When it comes to saving and investing for later in life, the earlier the better. Here are some things I wish I knew when I first started earning a salary.

Disclaimer: I am not a financial advisor. I cannot provide financial advice to you, this is purely for educational purposes. When you invest, your capital is at risk.

Be more aggressive with your pension

The first thing I wish I did as soon as I got auto-enroled in a workplace pension is to move to a higher risk fund.

For most workplace pensions, the default fund is very moderate, but in your 20s you can handle the volatility of the stock market, so move to the most aggressive fund. This usually means more equities, fewer bonds.

If you’re auto-enrolled with NEST as most people are, their most aggressive option is the Sharia Fund, which is 100% equities. Have a look at its recent performance compared to all other NEST funds [1]:

Nest fund comparison

(past performance is not a reliable indicator of future results)

Investing is not scary

One of the reasons I put off investing in stocks and shares for a while was because I was scared to put money somewhere I didn’t fully understand. With a little bit of reading, and after realising your pension is actually invested, you’ll soon realise investing in the markets isn’t a scary thing. You already do it.

Luckily, you don’t have to be a hands-on investor to do well. You can start by investing in index funds, which track a wide variety of companies across the world. That way your risk is minimised because if a few companies in the fund out of hundreds goes bust, you won’t take a big hit.

To put this more eloquently, in the words of John C. Bogle, American investor and creator of the first index fund:

Don’t look for the needle in the haystack. Just buy the haystack!

Optimise your emergency fund

Cash loses buying power (hello inflation) over time, so if you keep all your money in your current account, you will lose money every year. But keep no cash at all, and you risk relying on borrowing and getting into debt in case of an unexpected expense.

So it’s a good idea to keep an emergency fund i.e. money you can use immediately without selling investments in case you have a financial emergency.

But how much cash should you keep? That’s a very personal question which will depend on your own appetite for risk and other life circumstances.

Some people recommend keeping 6 month’s plus worth of living expenses as cash in case of an emergency. Others recommend as little as one month. Experiment with different amounts and find what feels right for you.

Always ask yourself if you’re holding too much money in cash, and give your emergency fund a trim if needed.

Don’t save then invest, save AND invest

As you build your emergency fund, you don’t have to defer investing. You can do a bit of both, moving towards more investing and less saving as you approach your desired emergency fund value.

No matter how little you can put aside, consider setting up a Vanguard Stocks and Shares ISA and contributing monthly to it. You only get a tax-free allowance of £20,000 every year, so it’s better to contribute now than when you’re able to contribute the maximum amount, as you would have missed previous year’s allowances.

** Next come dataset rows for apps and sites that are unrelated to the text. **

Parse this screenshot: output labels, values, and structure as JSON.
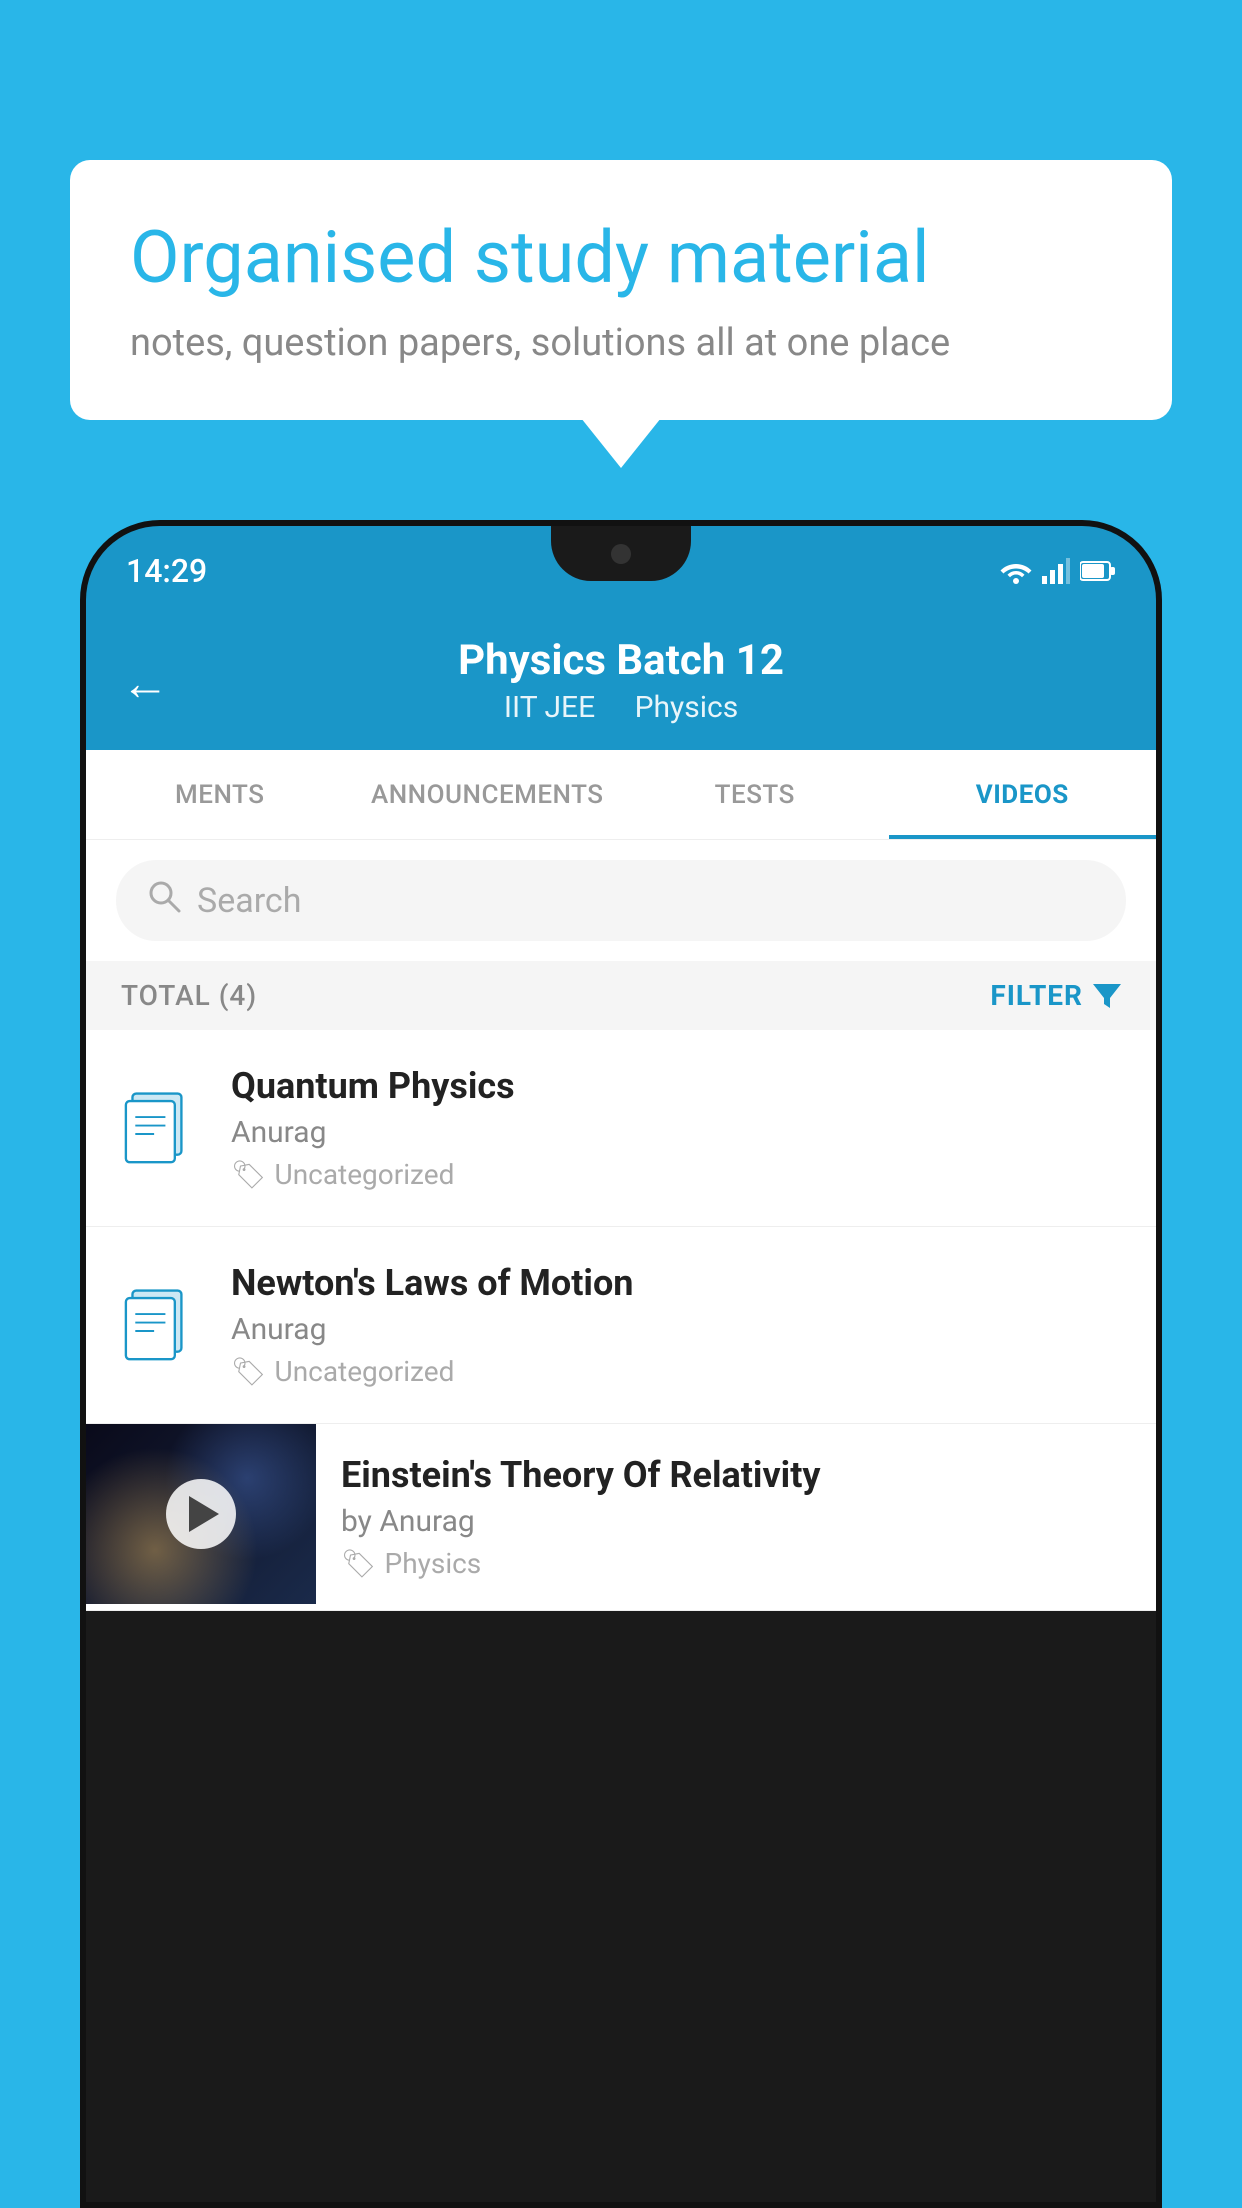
{
  "page": {
    "background_color": "#29b6e8"
  },
  "speech_bubble": {
    "heading": "Organised study material",
    "subtext": "notes, question papers, solutions all at one place"
  },
  "status_bar": {
    "time": "14:29"
  },
  "app_header": {
    "title": "Physics Batch 12",
    "subtitle_part1": "IIT JEE",
    "subtitle_part2": "Physics",
    "back_label": "←"
  },
  "tabs": [
    {
      "label": "MENTS",
      "active": false
    },
    {
      "label": "ANNOUNCEMENTS",
      "active": false
    },
    {
      "label": "TESTS",
      "active": false
    },
    {
      "label": "VIDEOS",
      "active": true
    }
  ],
  "search": {
    "placeholder": "Search"
  },
  "filter_row": {
    "total_label": "TOTAL (4)",
    "filter_label": "FILTER"
  },
  "video_items": [
    {
      "id": 1,
      "title": "Quantum Physics",
      "author": "Anurag",
      "tag": "Uncategorized",
      "has_thumbnail": false
    },
    {
      "id": 2,
      "title": "Newton's Laws of Motion",
      "author": "Anurag",
      "tag": "Uncategorized",
      "has_thumbnail": false
    },
    {
      "id": 3,
      "title": "Einstein's Theory Of Relativity",
      "author": "by Anurag",
      "tag": "Physics",
      "has_thumbnail": true
    }
  ]
}
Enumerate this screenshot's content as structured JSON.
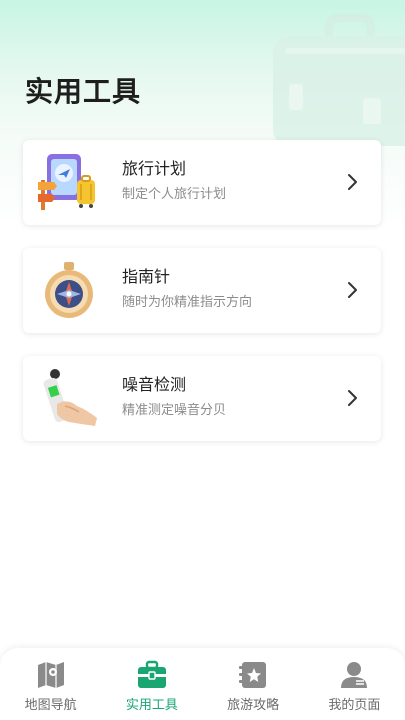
{
  "page": {
    "title": "实用工具"
  },
  "tools": [
    {
      "title": "旅行计划",
      "desc": "制定个人旅行计划",
      "icon": "travel-plan-icon"
    },
    {
      "title": "指南针",
      "desc": "随时为你精准指示方向",
      "icon": "compass-icon"
    },
    {
      "title": "噪音检测",
      "desc": "精准测定噪音分贝",
      "icon": "sound-meter-icon"
    }
  ],
  "tabs": [
    {
      "label": "地图导航",
      "icon": "map-icon",
      "active": false
    },
    {
      "label": "实用工具",
      "icon": "toolbox-icon",
      "active": true
    },
    {
      "label": "旅游攻略",
      "icon": "guidebook-icon",
      "active": false
    },
    {
      "label": "我的页面",
      "icon": "user-icon",
      "active": false
    }
  ],
  "colors": {
    "accent": "#1aa672",
    "inactive": "#6b6b6b",
    "header_mint": "#c7f5e4"
  }
}
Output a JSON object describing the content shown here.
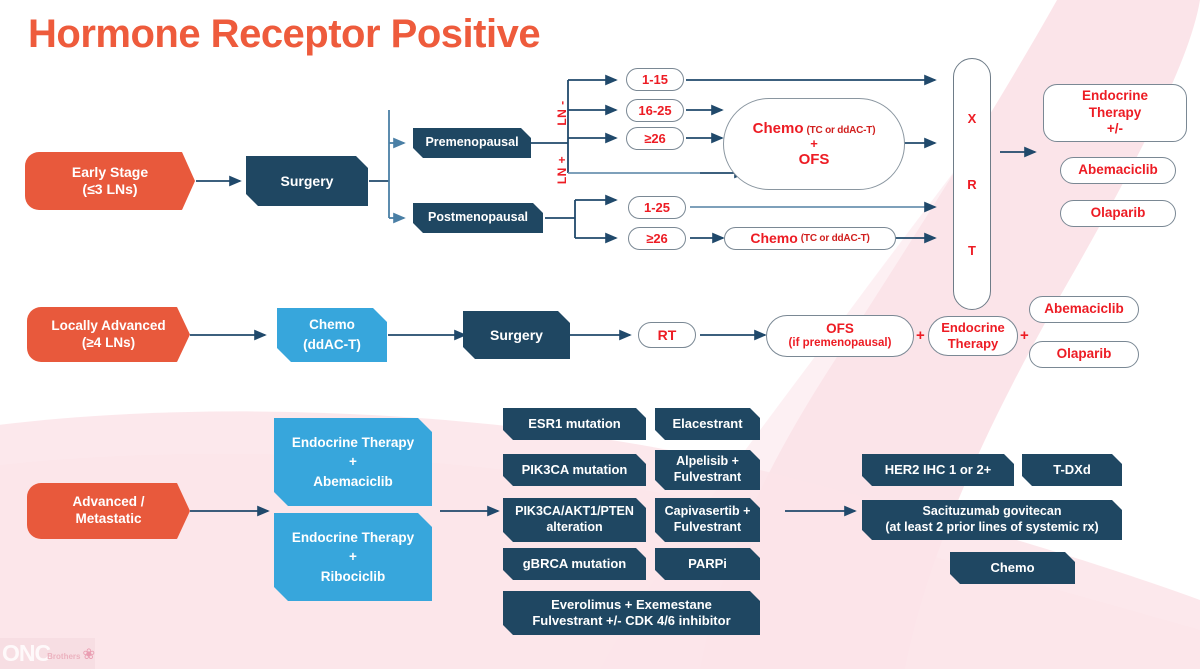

Say you can save £100 per month. Instead of keeping all of it in your current or savings account, you can save, say, £75 and invest £25. The closer you get to your ideal balance in cash, the more you can shift this split towards investments, untill eventually 100% of extra money goes into the stock market.

Ditch savings accounts

Savings accounts currently pay sub-inflation interest rates. It’s a sad reality. It’s not worth locking up your money for any period of time to get the interest rates currently out there. Instead, keep your emergency fund in your current account, and invest the rest.

Notes

[1] Graph from NEST’s Q4 2020 Investment Report found here